She was crying, not fiercely but persistently. Alex’s chest ached in sympathy but his eyes were dry. There was a honey-colored window over the front door and it flooded the parlor where they sat with light the color of strong tea.

“What do you want me to do?” It was a complaint but Alex’s voice was soft. “I’ve already woken up a couple of times.”

“Just go away,” she said, “damn you. It doesn’t matter.”

“It really doesn’t,” he told her. “Matter, I mean. None of this is real.”

She didn’t say anything, just kept crying. She had a heart-shaped face framed by the hair that swung down by the point of her jaw. She might have been his sister; their faces were similar. He let her cry, fascinated by the light caught in her hair. It was patient crying; not stormy.

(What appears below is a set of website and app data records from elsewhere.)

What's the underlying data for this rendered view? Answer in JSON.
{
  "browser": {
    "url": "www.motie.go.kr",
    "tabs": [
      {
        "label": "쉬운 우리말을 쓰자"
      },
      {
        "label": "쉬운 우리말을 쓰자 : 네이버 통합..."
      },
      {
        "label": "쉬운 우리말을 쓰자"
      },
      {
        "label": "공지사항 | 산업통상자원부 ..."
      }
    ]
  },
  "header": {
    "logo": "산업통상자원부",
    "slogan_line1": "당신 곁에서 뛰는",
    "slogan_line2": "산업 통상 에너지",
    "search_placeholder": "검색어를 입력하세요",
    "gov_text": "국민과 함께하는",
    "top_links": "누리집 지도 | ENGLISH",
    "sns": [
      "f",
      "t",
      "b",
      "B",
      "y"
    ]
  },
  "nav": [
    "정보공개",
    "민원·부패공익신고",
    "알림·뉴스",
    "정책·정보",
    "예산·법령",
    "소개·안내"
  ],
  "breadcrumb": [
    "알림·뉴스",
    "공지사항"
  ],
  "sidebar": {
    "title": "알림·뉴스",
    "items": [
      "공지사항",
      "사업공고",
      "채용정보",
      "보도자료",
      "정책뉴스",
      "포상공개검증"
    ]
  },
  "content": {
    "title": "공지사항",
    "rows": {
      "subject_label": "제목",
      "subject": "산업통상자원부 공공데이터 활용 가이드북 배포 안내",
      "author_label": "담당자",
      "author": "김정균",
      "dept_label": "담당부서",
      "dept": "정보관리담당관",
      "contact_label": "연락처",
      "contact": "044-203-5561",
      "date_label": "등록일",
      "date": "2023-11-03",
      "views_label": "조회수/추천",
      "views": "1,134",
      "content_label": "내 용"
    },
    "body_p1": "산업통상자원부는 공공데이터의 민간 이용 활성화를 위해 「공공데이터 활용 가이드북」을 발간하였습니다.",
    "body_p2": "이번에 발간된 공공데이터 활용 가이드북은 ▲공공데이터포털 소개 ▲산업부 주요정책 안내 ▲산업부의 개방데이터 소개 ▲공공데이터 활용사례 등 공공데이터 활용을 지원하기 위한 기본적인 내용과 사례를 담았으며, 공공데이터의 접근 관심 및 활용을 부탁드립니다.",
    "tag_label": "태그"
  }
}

I am crying, she seemed to say, not because the pain is great but because there is nothing else to do.

The light never changed, and he never moved, just sat there with the woman who might have been his sister, watching her cry, waiting for the end.